Carlisle Bay Marine Park
There are six shipwrecks at this marine park. And sunken ships aren’t the only eye-pleasing thing to gawk at here. There’s an intense diversity of colorful sea life. See everything from frog fish, sea horses, rays, barracudas, octopuses and reef squids to mackerels and moray eels. The park is roughly marked out underwater by old cannons, anchors and pylons to lead the way from one wreck to the next. Here is some information on the shipwrecks at the marine park:
The Berwyn, a 70-foot (21-meter) tugboat, was sunk in 1919 by its crew. The Berwyn sits about 10 feet (3 meters) below the surface of the water and is covered in marine life, including healthy hard and soft coral growth and associated reef creatures.

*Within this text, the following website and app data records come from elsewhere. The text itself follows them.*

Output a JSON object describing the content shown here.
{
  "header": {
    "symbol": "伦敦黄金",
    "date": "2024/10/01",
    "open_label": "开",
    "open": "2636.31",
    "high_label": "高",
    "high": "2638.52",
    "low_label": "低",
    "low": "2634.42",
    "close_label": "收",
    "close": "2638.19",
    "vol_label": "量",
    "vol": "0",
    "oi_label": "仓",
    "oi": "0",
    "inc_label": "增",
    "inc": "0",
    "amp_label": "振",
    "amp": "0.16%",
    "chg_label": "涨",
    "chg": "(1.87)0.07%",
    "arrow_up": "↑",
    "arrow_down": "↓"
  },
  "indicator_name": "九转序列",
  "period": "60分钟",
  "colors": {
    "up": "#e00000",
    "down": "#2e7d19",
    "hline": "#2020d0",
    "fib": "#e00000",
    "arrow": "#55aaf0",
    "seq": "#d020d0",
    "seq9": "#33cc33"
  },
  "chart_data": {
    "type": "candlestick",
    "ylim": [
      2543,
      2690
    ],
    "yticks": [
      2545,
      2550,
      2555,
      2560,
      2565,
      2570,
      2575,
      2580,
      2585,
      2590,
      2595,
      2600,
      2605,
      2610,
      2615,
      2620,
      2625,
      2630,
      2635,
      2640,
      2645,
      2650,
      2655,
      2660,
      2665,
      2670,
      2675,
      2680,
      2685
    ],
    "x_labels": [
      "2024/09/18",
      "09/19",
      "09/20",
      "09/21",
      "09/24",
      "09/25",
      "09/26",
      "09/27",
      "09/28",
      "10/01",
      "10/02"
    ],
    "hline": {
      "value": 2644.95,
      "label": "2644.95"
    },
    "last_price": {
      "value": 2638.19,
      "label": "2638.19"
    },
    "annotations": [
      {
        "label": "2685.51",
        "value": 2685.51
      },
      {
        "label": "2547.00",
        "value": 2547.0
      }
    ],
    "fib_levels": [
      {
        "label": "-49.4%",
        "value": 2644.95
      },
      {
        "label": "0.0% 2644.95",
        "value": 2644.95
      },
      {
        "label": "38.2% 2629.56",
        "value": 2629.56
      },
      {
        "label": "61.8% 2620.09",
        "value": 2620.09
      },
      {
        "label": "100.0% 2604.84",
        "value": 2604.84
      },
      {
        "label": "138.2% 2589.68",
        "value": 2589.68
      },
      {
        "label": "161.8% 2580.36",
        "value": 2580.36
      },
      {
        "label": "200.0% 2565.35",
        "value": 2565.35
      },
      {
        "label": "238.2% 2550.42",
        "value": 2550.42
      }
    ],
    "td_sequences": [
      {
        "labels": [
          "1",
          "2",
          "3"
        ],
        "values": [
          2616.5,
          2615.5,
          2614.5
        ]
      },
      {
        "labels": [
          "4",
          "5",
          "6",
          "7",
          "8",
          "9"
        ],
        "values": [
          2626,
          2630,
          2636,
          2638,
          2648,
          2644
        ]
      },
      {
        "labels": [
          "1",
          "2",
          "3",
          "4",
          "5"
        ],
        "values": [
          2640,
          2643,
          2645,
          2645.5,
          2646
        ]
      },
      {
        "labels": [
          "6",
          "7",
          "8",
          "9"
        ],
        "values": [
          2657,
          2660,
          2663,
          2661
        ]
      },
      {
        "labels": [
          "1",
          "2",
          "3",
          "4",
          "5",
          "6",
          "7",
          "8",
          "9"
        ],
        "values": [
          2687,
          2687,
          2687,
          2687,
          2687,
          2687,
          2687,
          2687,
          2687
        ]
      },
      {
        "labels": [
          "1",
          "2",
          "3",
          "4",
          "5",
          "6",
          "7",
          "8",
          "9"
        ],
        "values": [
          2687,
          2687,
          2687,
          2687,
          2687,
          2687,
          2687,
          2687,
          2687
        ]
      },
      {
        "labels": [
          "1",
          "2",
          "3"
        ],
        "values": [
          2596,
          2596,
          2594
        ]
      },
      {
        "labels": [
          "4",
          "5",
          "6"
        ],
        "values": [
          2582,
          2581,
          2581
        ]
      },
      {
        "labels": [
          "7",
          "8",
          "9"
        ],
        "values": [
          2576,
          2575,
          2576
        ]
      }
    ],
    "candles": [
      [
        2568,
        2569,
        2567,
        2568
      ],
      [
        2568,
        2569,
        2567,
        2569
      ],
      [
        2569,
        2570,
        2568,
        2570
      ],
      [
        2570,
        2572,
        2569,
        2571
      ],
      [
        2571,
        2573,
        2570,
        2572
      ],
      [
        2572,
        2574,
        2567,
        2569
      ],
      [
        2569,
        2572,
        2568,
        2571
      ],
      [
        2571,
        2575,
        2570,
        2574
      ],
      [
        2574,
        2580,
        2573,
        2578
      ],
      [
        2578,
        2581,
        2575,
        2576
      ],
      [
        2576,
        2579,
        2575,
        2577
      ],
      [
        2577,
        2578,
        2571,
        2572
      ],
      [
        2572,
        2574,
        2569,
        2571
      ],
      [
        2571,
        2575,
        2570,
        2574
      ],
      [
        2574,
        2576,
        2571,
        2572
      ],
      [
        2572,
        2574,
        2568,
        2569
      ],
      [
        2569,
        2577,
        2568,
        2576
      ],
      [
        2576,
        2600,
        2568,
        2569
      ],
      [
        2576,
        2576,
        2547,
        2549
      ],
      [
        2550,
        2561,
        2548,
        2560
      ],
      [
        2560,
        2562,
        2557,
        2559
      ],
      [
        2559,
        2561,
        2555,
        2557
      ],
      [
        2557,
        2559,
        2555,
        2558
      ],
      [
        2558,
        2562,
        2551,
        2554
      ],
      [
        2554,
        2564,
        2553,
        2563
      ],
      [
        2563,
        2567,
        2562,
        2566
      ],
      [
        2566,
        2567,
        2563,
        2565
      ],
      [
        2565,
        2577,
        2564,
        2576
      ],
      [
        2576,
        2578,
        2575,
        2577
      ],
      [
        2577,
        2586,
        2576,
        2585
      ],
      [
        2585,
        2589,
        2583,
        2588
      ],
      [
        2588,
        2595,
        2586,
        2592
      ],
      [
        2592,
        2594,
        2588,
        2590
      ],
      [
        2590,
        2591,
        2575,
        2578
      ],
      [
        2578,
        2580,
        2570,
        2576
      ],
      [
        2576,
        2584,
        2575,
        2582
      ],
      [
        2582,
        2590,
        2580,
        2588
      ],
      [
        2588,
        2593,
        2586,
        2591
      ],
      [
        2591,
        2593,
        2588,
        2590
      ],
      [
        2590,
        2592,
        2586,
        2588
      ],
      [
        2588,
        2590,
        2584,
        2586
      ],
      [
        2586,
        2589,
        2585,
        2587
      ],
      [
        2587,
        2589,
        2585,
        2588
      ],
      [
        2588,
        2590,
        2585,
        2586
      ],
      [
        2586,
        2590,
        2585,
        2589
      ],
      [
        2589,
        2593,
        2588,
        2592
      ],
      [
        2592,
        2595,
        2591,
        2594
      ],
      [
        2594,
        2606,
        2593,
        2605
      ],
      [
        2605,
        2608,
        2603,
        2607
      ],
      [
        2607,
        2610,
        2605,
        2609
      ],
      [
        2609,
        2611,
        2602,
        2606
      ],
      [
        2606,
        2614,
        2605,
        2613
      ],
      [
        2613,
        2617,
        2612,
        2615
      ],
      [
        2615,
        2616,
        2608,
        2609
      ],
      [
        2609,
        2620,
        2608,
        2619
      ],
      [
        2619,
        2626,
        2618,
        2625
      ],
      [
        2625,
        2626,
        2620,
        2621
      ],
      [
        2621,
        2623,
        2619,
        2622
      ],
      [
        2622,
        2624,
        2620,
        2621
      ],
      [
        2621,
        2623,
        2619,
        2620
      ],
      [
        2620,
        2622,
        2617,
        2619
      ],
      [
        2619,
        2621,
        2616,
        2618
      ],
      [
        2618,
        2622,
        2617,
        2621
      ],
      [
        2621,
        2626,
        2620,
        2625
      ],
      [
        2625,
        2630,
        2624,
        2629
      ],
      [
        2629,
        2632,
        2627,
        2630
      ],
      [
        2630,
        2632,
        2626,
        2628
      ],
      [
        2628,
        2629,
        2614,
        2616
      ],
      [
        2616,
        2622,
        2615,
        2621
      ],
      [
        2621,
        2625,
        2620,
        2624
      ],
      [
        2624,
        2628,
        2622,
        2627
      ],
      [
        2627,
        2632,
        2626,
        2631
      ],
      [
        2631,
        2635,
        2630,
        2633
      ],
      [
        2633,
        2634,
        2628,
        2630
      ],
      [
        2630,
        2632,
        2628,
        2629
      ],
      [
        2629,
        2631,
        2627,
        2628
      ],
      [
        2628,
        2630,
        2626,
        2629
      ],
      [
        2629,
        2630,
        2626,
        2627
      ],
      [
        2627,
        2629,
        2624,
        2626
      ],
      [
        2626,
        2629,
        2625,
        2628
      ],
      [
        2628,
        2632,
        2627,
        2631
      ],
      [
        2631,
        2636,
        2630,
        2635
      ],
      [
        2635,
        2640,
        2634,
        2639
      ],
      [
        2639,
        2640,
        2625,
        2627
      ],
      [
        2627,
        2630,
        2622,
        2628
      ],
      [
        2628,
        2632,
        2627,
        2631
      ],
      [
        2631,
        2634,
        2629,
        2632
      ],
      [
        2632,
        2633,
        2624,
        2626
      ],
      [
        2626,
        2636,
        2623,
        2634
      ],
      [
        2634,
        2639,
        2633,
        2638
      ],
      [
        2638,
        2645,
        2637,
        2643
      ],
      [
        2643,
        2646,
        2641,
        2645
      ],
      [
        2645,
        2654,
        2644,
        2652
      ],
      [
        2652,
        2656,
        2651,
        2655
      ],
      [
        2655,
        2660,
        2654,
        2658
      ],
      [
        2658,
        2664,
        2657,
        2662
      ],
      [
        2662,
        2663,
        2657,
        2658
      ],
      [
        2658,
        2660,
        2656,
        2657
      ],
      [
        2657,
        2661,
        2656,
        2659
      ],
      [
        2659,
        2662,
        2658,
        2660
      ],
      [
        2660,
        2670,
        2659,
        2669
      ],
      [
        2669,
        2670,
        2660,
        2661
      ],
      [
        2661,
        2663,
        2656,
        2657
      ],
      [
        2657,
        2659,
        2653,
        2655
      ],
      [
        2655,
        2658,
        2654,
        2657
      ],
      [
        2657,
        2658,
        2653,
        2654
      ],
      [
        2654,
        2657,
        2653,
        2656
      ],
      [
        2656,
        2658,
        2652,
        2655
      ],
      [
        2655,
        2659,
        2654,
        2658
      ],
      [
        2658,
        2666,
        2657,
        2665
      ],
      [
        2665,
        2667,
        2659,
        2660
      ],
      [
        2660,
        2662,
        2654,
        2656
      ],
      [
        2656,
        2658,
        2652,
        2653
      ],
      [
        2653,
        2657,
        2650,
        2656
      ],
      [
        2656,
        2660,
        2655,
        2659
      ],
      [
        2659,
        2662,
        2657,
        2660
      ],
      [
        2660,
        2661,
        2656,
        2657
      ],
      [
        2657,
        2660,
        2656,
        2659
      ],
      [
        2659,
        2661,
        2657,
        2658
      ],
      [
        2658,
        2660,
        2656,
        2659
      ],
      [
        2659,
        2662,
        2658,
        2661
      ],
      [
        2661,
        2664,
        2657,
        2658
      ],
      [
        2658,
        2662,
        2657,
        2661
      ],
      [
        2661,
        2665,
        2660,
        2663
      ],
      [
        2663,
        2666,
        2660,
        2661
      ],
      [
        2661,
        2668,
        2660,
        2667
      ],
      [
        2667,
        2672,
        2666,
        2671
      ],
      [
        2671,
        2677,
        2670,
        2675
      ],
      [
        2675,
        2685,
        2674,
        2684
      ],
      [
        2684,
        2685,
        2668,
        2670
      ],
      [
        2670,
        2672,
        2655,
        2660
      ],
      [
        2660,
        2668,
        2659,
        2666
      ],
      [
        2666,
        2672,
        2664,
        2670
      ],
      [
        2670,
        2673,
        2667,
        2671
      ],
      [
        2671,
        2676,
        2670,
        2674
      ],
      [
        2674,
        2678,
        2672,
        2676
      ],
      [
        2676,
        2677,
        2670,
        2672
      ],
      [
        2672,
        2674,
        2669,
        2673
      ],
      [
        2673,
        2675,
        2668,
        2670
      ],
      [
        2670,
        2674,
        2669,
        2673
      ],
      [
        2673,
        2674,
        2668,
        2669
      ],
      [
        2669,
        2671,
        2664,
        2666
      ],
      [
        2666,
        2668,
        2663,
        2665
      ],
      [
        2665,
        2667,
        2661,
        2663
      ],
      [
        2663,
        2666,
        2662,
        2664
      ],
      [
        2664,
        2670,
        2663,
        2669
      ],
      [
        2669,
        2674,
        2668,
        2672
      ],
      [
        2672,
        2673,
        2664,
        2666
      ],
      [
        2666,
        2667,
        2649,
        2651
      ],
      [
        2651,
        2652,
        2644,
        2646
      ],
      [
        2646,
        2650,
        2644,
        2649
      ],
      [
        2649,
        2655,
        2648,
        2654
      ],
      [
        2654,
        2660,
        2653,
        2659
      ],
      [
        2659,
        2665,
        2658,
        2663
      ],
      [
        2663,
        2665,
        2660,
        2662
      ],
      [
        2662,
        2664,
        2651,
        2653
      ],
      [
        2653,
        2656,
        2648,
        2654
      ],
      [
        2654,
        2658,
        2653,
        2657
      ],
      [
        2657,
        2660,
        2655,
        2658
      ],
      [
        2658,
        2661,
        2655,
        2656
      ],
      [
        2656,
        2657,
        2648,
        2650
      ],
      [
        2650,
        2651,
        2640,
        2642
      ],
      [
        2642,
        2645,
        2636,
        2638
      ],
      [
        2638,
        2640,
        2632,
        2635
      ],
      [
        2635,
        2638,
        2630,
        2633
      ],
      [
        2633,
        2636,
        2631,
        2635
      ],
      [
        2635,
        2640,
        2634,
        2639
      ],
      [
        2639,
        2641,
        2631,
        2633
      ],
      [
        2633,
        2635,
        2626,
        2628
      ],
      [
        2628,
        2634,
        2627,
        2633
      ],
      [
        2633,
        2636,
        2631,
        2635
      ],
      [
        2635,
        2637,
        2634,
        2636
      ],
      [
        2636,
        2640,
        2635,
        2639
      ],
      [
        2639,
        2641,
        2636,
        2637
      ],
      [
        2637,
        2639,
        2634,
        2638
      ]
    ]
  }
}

The 45-foot (14-meter) Ce-Trek, a derelict boat constructed of cement, sank in January 1986. It sits in deeper water on the northern edge of the park and is home to nice coral, soft coral and sponge growth.
This 110-foot (34-meter) boat was tied up for 6 years in the Bridgetown careenage before it was sunk on June 8, 1996, in Carlisle Bay Marine Park. The wreck is easily accessible and has an air pocket in the bow.
The 35-foot (11-meter) Bajan Queen was Barbados’ first tugboat. Named the Pelican when the Bridgetown Harbour was being constructed in the 1960s, the boat was converted into a party boat a decade later and renamed. After years of operation and a multitude of parties, the Bajan Queen was donated to the Coastal Zone Management Unit. The Bajan Queen was cleaned up and sunk on May 19, 2002, in Carlisle Bay Marine Park. It now sits only a few feet below the surface and is accumulating some excellent fish and good coral diversity.
A Canadian freighter sunk by a torpedo from a German U-boat during World War II, the 15-foot (5-meter) wreck was relocated from a region of the bay with very high boat traffic to the marine park on Oct. 22, 2003.
A 12-foot (4-meter) naval landing barge, this wreck is now home to numerous reef fish including the puffer’s bigger cousin, the porcupine fish.